Benson poured herself into the job, at the end winning praise from Republicans, Democrats, and all the other players for her fairness, mastery of the details, and efficacy of the final plan — worked out with the Senate — for making the funding transition.
Benson credits the help of others for the success.
“The nice thing is we have incredible members and incredible staff and if you do your homework and ask the right questions, you can find creative solutions to problems,” she said.
With the Article V funding, everyone had the same goal, she added.
“Florida has an incredible court system that is the envy of other states and it was a wonderful opportunity to work with all sorts of people to make the courts work,” Benson said. “We shared a common goal of preserving this outstanding court system and, with any luck, enhancing it. And so we worked together to do that.”
Since that undertaking, Benson has also played leading roles in procurement reform for the state and this year’s Medicaid reform that will use HMOs to try to reduce costs for the state while maintaining quality.
Benson’s work in the legislature has been widely praised. Her work on the Article V funding earned her a special recognition award from the Florida Conference of Circuit Court Judges, as well as plaudits from the Florida Association of Counties and the Florida Association of Court Clerks/Comptrollers. She has also received several awards from business and medically-related groups.
Despite recent accomplishments, challenges will persist for the state, both generally and specifically for the legal system.
“Florida continues to have unprecedented growth and we will continue to be pressed to meet the needs of all these Floridians,” Benson said.
She noted there have been conflicts between the courts and lawmakers, and expects those may continue but also expects those frictions don’t have to have a negative impact on either branch of government.

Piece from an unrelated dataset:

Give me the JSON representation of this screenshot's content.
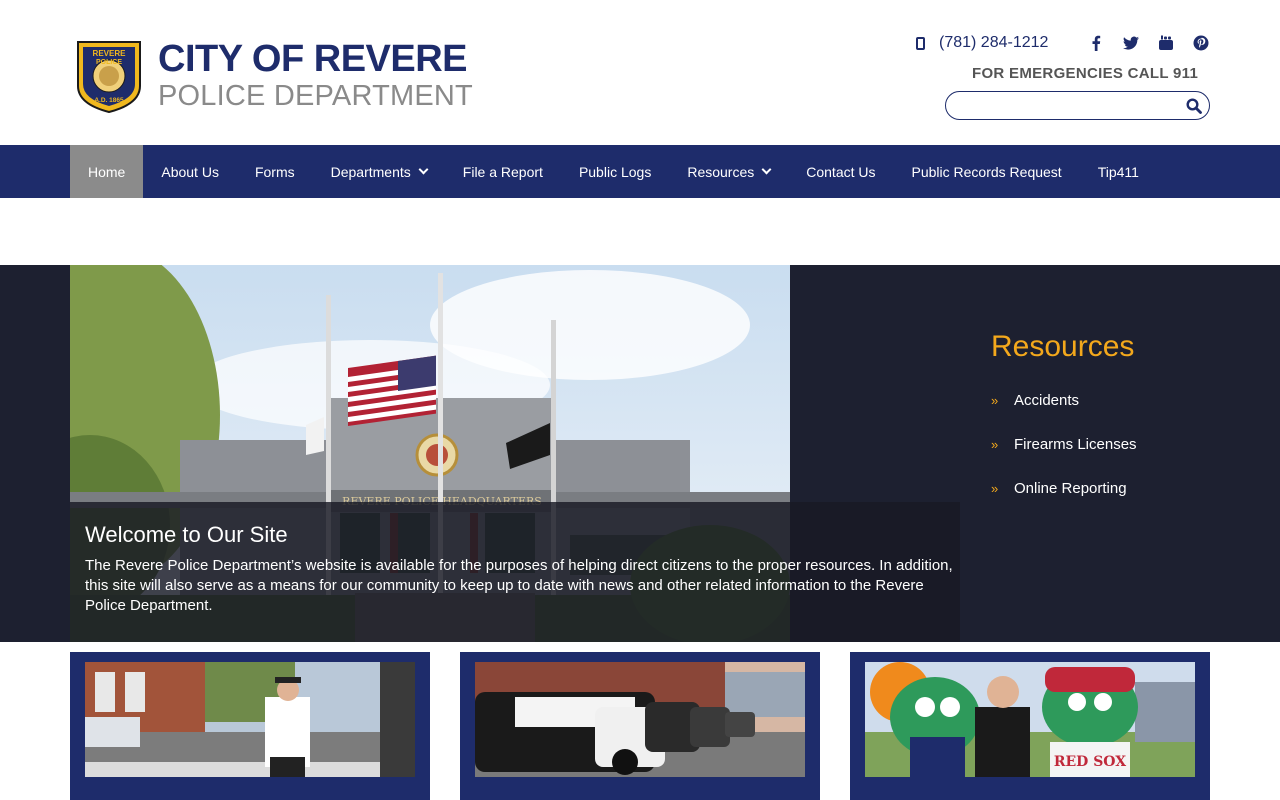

“The court system will continue to evolve to meet the very diverse needs of our state that range from all sorts of societal pressures. In Miami Dade, they’re expected to be able to interpret 85 languages on any given day. You have the mentally ill who continue to clog our jails and court system on any given day,” Benson said.

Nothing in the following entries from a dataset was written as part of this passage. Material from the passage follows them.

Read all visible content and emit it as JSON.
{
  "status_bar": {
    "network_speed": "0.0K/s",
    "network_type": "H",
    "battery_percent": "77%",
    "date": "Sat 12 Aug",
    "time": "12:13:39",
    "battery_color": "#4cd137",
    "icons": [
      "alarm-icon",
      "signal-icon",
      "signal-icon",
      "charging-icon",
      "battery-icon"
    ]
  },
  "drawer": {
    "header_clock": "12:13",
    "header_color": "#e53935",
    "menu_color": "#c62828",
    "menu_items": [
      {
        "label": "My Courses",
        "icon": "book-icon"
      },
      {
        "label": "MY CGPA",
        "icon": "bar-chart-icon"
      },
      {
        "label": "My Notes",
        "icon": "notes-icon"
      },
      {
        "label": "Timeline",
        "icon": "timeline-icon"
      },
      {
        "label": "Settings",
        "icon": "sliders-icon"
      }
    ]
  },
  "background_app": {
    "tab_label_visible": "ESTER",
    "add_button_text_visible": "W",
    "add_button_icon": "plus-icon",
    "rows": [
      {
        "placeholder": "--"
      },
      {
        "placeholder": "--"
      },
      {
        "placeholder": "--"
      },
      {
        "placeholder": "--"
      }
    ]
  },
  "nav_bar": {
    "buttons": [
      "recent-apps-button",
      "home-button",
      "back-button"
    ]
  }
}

As for relations between the courts and lawmakers, she noted that “[Bar President] Alan Bookman is a constituent and we’re going to work on that. Chief Justice [Barbara] Pariente has done an outstanding job of continuing to build legislative-judicial relations.
“We all believe in checks and balances but we will continue to play important roles in developing good policies for the people of Florida,” Benson added.
She said her legal training was good preparation for legislative work. Benson has filed for a fourth term, which will be her last under the state’s term limit provisions. And plans after her House service? “Right now, to be a bond lawyer,” she said.
Benson is an advocate for other lawyers to get involved in the legislature.
“Having a law degree is a real asset in interpreting bills quickly,” she said. “I have been consistently impressed by the caliber of lawyers with whom I serve.”
And for lawyers who might be considering a run, Benson had this advice: “Serving in the legislature is one of the most meaningful things you will ever do.”